My parser gave me a way to turn the user’s equation into an AST. The next step is turning an AST into GLSL.

GLSL generation

Given an AST, we want to…

  • Find variables that aren’t co-ordinates, so that we can generate uniform declarations for them (like uniform float var_p;).
  • Generate a GLSL expression for the user’s equation, like sin(x * var_p) * cos(y * var_p).

The first task is solved by looking at each node in your AST and keeping track of any nodes of type VARIABLE whose name isn’t x or y.

To solve the second task, we recursively walk through the tree and generate GLSL for each subtree. Here’s a really simplified example of the real function that does this:

function toGLSL(node) {
  if (node.type === 'VARIABLE') {
    if ( === 'x' || === 'y') {

    // This is a variable like p
    return 'var_' +;

  } else if (node.type === 'FUNCTION_CALL') {
    return ( +
      // children are arguments to the function
      '(' +', ') + ')'

  } else if (node.type === 'PLUS') {
    return (
      toGLSL(node.children[0]) +
      ' + ' +

  } else if (...) {

  } ...


This function takes in an AST and returns code like sin(x * var_p) * cos(y * var_p).

And that’s it. We stuff this into a template string to generate the desired vertex shader!


I this article, I showed you how to build real-time manipulable graphs by using a vertex shader to position mesh vertices on the GPU. The technique of generating vertex shaders at run-time is not new. But it’s powerful and something I plan to explore more deeply.

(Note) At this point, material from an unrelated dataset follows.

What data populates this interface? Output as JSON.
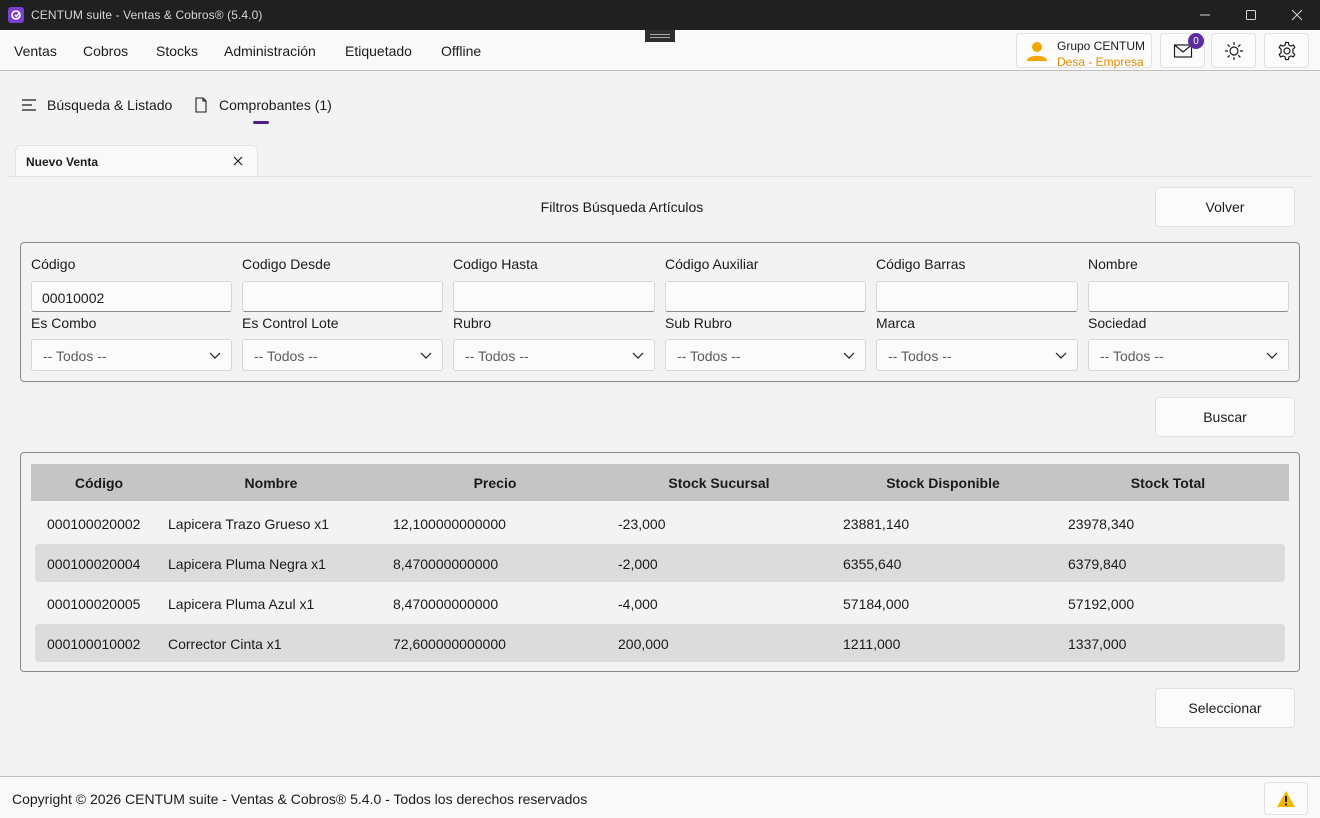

Hopefully this was interesting to you! If you have thoughts or comments, let me know below. Or, if you’re interested in more posts like this one, follow me on Twitter!

Here’s one last Graph I think is cool :-)